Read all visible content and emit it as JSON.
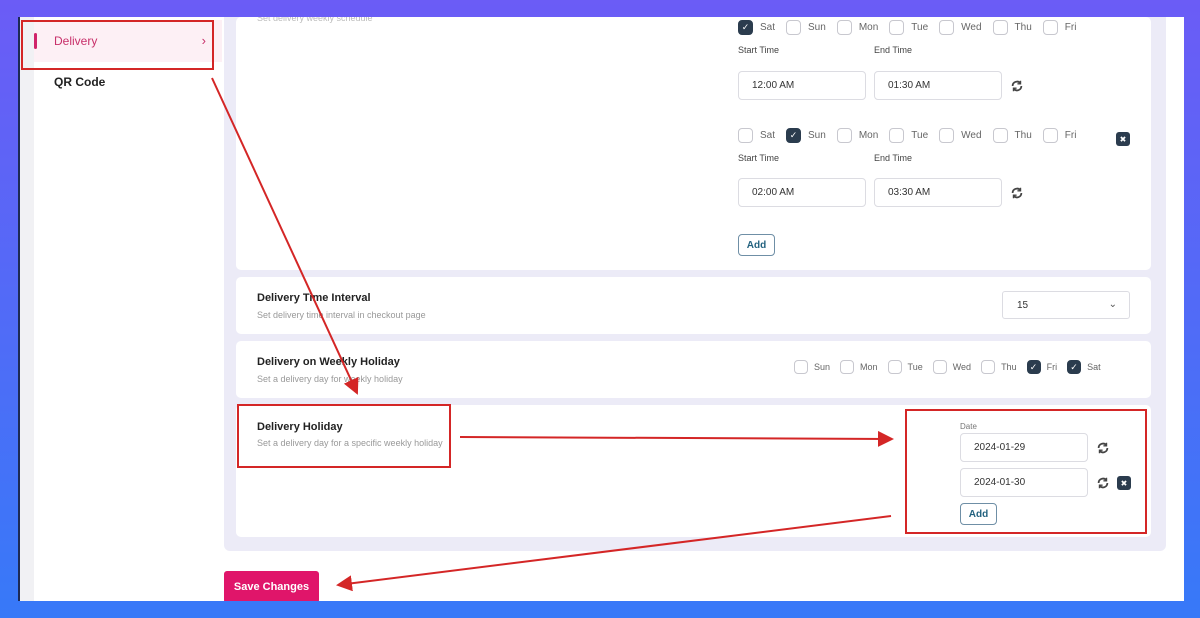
{
  "sidebar": {
    "items": [
      {
        "label": "Delivery",
        "active": true
      },
      {
        "label": "QR Code",
        "active": false
      }
    ]
  },
  "schedule": {
    "subtitle": "Set delivery weekly schedule",
    "days": [
      "Sat",
      "Sun",
      "Mon",
      "Tue",
      "Wed",
      "Thu",
      "Fri"
    ],
    "start_label": "Start Time",
    "end_label": "End Time",
    "slots": [
      {
        "checked": [
          "Sat"
        ],
        "start": "12:00 AM",
        "end": "01:30 AM",
        "removable": false
      },
      {
        "checked": [
          "Sun"
        ],
        "start": "02:00 AM",
        "end": "03:30 AM",
        "removable": true
      }
    ],
    "add_label": "Add"
  },
  "time_interval": {
    "title": "Delivery Time Interval",
    "description": "Set delivery time interval in checkout page",
    "value": "15"
  },
  "weekly_holiday": {
    "title": "Delivery on Weekly Holiday",
    "description": "Set a delivery day for weekly holiday",
    "days": [
      {
        "label": "Sun",
        "checked": false
      },
      {
        "label": "Mon",
        "checked": false
      },
      {
        "label": "Tue",
        "checked": false
      },
      {
        "label": "Wed",
        "checked": false
      },
      {
        "label": "Thu",
        "checked": false
      },
      {
        "label": "Fri",
        "checked": true
      },
      {
        "label": "Sat",
        "checked": true
      }
    ]
  },
  "holiday": {
    "title": "Delivery Holiday",
    "description": "Set a delivery day for a specific weekly holiday",
    "date_label": "Date",
    "dates": [
      "2024-01-29",
      "2024-01-30"
    ],
    "add_label": "Add"
  },
  "save_label": "Save Changes",
  "icons": {
    "check": "✓",
    "chevron_right": "›",
    "chevron_down": "⌄",
    "close": "✖"
  },
  "colors": {
    "accent": "#e0156a",
    "checkbox_checked": "#2b3c4e",
    "annotation": "#d42626"
  }
}
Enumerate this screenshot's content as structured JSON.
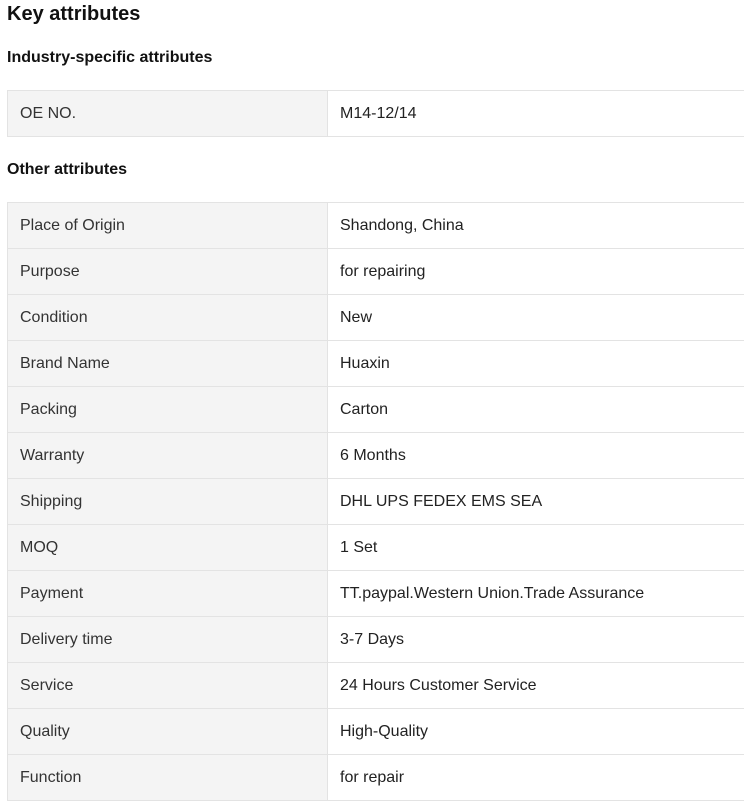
{
  "title": "Key attributes",
  "industry_section": {
    "heading": "Industry-specific attributes",
    "rows": [
      {
        "name": "OE NO.",
        "value": "M14-12/14"
      }
    ]
  },
  "other_section": {
    "heading": "Other attributes",
    "rows": [
      {
        "name": "Place of Origin",
        "value": "Shandong, China"
      },
      {
        "name": "Purpose",
        "value": "for repairing"
      },
      {
        "name": "Condition",
        "value": "New"
      },
      {
        "name": "Brand Name",
        "value": "Huaxin"
      },
      {
        "name": "Packing",
        "value": "Carton"
      },
      {
        "name": "Warranty",
        "value": "6 Months"
      },
      {
        "name": "Shipping",
        "value": "DHL UPS FEDEX EMS SEA"
      },
      {
        "name": "MOQ",
        "value": "1 Set"
      },
      {
        "name": "Payment",
        "value": "TT.paypal.Western Union.Trade Assurance"
      },
      {
        "name": "Delivery time",
        "value": "3-7 Days"
      },
      {
        "name": "Service",
        "value": "24 Hours Customer Service"
      },
      {
        "name": "Quality",
        "value": "High-Quality"
      },
      {
        "name": "Function",
        "value": "for repair"
      }
    ]
  }
}
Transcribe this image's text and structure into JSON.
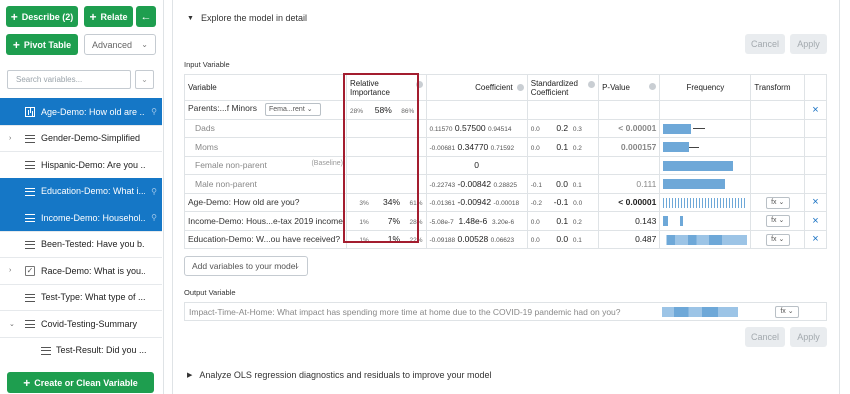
{
  "sidebar": {
    "describe_label": "Describe (2)",
    "relate_label": "Relate",
    "back_arrow": "←",
    "pivot_label": "Pivot Table",
    "advanced_label": "Advanced",
    "search_placeholder": "Search variables...",
    "create_label": "Create or Clean Variable",
    "variables": [
      {
        "name": "Age-Demo: How old are ...",
        "icon": "bar-chart-icon",
        "selected": true
      },
      {
        "name": "Gender-Demo-Simplified",
        "icon": "list-icon",
        "selected": false,
        "expandable": true
      },
      {
        "name": "Hispanic-Demo: Are you ...",
        "icon": "list-icon",
        "selected": false
      },
      {
        "name": "Education-Demo: What i...",
        "icon": "list-icon",
        "selected": true
      },
      {
        "name": "Income-Demo: Househol...",
        "icon": "list-icon",
        "selected": true
      },
      {
        "name": "Been-Tested: Have you b...",
        "icon": "list-icon",
        "selected": false
      },
      {
        "name": "Race-Demo: What is you...",
        "icon": "checkbox-icon",
        "selected": false,
        "expandable": true
      },
      {
        "name": "Test-Type: What type of ...",
        "icon": "list-icon",
        "selected": false
      },
      {
        "name": "Covid-Testing-Summary",
        "icon": "list-icon",
        "selected": false,
        "expanded": true
      },
      {
        "name": "Test-Result: Did you ...",
        "icon": "list-icon",
        "selected": false,
        "indent": true
      }
    ]
  },
  "main": {
    "explore_title": "Explore the model in detail",
    "cancel_label": "Cancel",
    "apply_label": "Apply",
    "input_variable_label": "Input Variable",
    "headers": {
      "variable": "Variable",
      "relative_importance": "Relative\nImportance",
      "coefficient": "Coefficient",
      "standardized": "Standardized\nCoefficient",
      "pvalue": "P-Value",
      "frequency": "Frequency",
      "transform": "Transform"
    },
    "rows": [
      {
        "var": "Parents:...f Minors",
        "ref": "Fema...rent",
        "ri_lo": "28%",
        "ri": "58%",
        "ri_hi": "86%",
        "c_lo": "",
        "c": "",
        "c_hi": "",
        "s_lo": "",
        "s": "",
        "s_hi": "",
        "p": "",
        "sub": false,
        "remove": true
      },
      {
        "var": "Dads",
        "ri_lo": "",
        "ri": "",
        "ri_hi": "",
        "c_lo": "0.11570",
        "c": "0.57500",
        "c_hi": "0.94514",
        "s_lo": "0.0",
        "s": "0.2",
        "s_hi": "0.3",
        "p": "< 0.00001",
        "p_bold": true,
        "sub": true
      },
      {
        "var": "Moms",
        "ri_lo": "",
        "ri": "",
        "ri_hi": "",
        "c_lo": "-0.00681",
        "c": "0.34770",
        "c_hi": "0.71592",
        "s_lo": "0.0",
        "s": "0.1",
        "s_hi": "0.2",
        "p": "0.000157",
        "p_bold": true,
        "sub": true
      },
      {
        "var": "Female non-parent",
        "baseline": "(Baseline)",
        "c": "0",
        "sub": true
      },
      {
        "var": "Male non-parent",
        "c_lo": "-0.22743",
        "c": "-0.00842",
        "c_hi": "0.28825",
        "s_lo": "-0.1",
        "s": "0.0",
        "s_hi": "0.1",
        "p": "0.111",
        "sub": true
      },
      {
        "var": "Age-Demo: How old are you?",
        "ri_lo": "3%",
        "ri": "34%",
        "ri_hi": "61%",
        "c_lo": "-0.01361",
        "c": "-0.00942",
        "c_hi": "-0.00018",
        "s_lo": "-0.2",
        "s": "-0.1",
        "s_hi": "0.0",
        "p": "< 0.00001",
        "p_bold": true,
        "fx": true,
        "remove": true
      },
      {
        "var": "Income-Demo: Hous...e-tax 2019 income",
        "ri_lo": "1%",
        "ri": "7%",
        "ri_hi": "28%",
        "c_lo": "-5.08e-7",
        "c": "1.48e-6",
        "c_hi": "3.20e-6",
        "s_lo": "0.0",
        "s": "0.1",
        "s_hi": "0.2",
        "p": "0.143",
        "fx": true,
        "remove": true
      },
      {
        "var": "Education-Demo: W...ou have received?",
        "ri_lo": "1%",
        "ri": "1%",
        "ri_hi": "22%",
        "c_lo": "-0.09188",
        "c": "0.00528",
        "c_hi": "0.06623",
        "s_lo": "0.0",
        "s": "0.0",
        "s_hi": "0.1",
        "p": "0.487",
        "fx": true,
        "remove": true
      }
    ],
    "add_variables_label": "Add variables to your model",
    "output_variable_label": "Output Variable",
    "output_variable": "Impact-Time-At-Home: What impact has spending more time at home due to the COVID-19 pandemic had on you?",
    "diagnostics_title": "Analyze OLS regression diagnostics and residuals to improve your model",
    "fx_label": "fx",
    "remove_symbol": "×"
  },
  "colors": {
    "accent_green": "#1e9e4f",
    "selected_blue": "#1577c6",
    "highlight_red": "#a31d2f",
    "bar_blue": "#6ea8d8"
  }
}
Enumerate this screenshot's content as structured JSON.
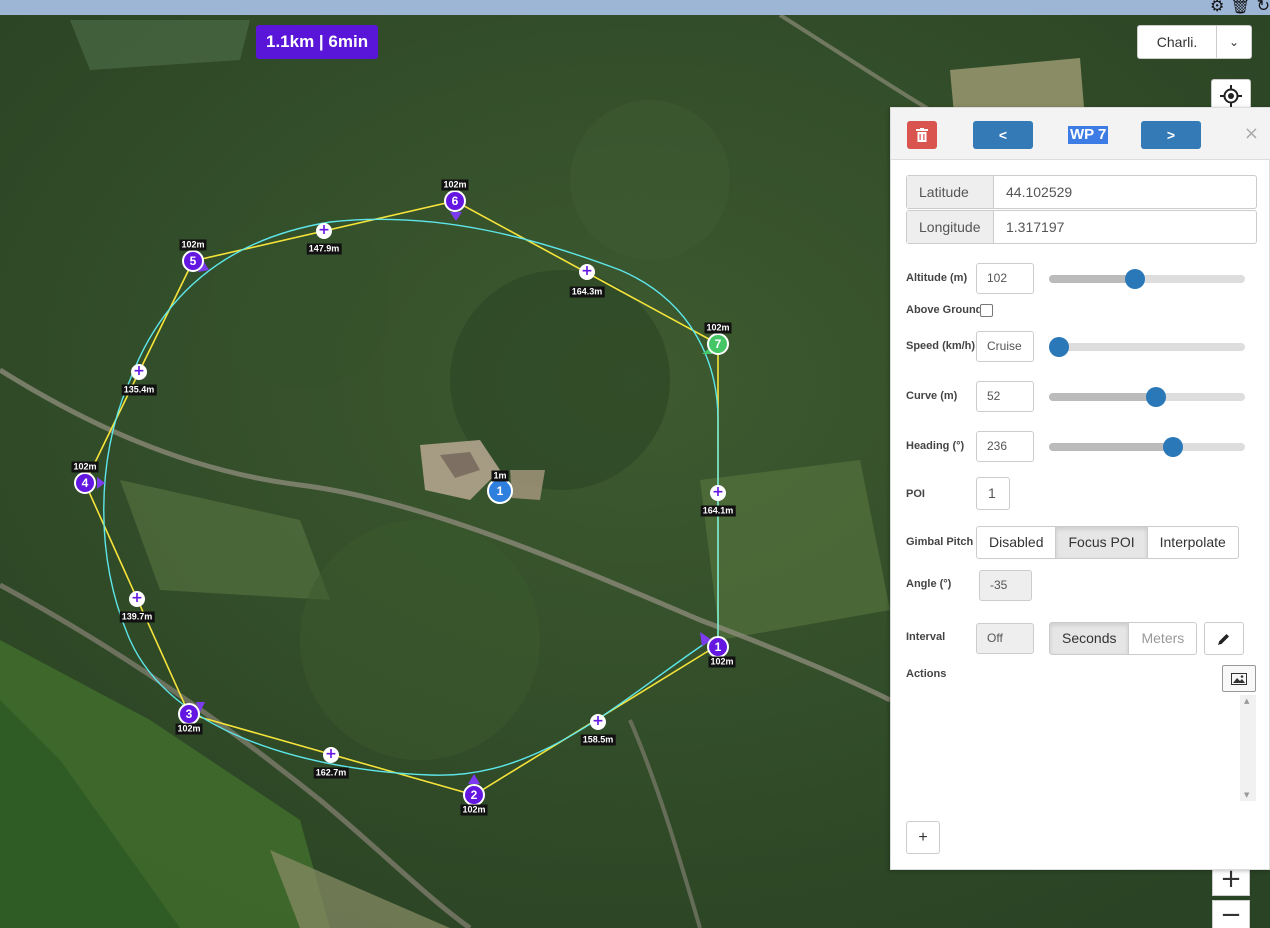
{
  "topbar": {
    "icons": [
      "gear-icon",
      "trash-icon",
      "refresh-icon"
    ],
    "glyphs": [
      "⚙",
      "🗑",
      "↻"
    ]
  },
  "map": {
    "stats": "1.1km | 6min",
    "user_select": {
      "value": "Charli.",
      "caret": "⌄"
    },
    "zoom_in": "+",
    "zoom_out": "−",
    "home": {
      "label": "1",
      "altitude": "1m"
    },
    "waypoints": [
      {
        "n": "1",
        "alt": "102m"
      },
      {
        "n": "2",
        "alt": "102m"
      },
      {
        "n": "3",
        "alt": "102m"
      },
      {
        "n": "4",
        "alt": "102m"
      },
      {
        "n": "5",
        "alt": "102m"
      },
      {
        "n": "6",
        "alt": "102m"
      },
      {
        "n": "7",
        "alt": "102m"
      }
    ],
    "segments": [
      "158.5m",
      "162.7m",
      "139.7m",
      "135.4m",
      "147.9m",
      "164.3m",
      "164.1m"
    ],
    "colors": {
      "path": "#f5e33b",
      "curve": "#5ee6ea",
      "waypoint": "#6417e0",
      "active_waypoint": "#44c566",
      "home": "#2f7fdf",
      "stats_badge": "#5a16d8"
    }
  },
  "panel": {
    "title": "WP 7",
    "prev": "<",
    "next": ">",
    "close": "×",
    "latitude": {
      "label": "Latitude",
      "value": "44.102529"
    },
    "longitude": {
      "label": "Longitude",
      "value": "1.317197"
    },
    "altitude": {
      "label": "Altitude (m)",
      "value": "102",
      "level": 0.43
    },
    "above_ground": {
      "label": "Above Ground",
      "checked": false
    },
    "speed": {
      "label": "Speed (km/h)",
      "value": "Cruise",
      "level": 0.0
    },
    "curve": {
      "label": "Curve (m)",
      "value": "52",
      "level": 0.55
    },
    "heading": {
      "label": "Heading (°)",
      "value": "236",
      "level": 0.65
    },
    "poi": {
      "label": "POI",
      "value": "1"
    },
    "gimbal_pitch": {
      "label": "Gimbal Pitch",
      "options": [
        "Disabled",
        "Focus POI",
        "Interpolate"
      ],
      "selected": "Focus POI"
    },
    "angle": {
      "label": "Angle (°)",
      "value": "-35"
    },
    "interval": {
      "label": "Interval",
      "value": "Off",
      "options": [
        "Seconds",
        "Meters"
      ],
      "selected": "Seconds"
    },
    "actions": {
      "label": "Actions",
      "add": "+"
    }
  }
}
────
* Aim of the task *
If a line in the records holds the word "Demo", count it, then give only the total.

* Response below *
9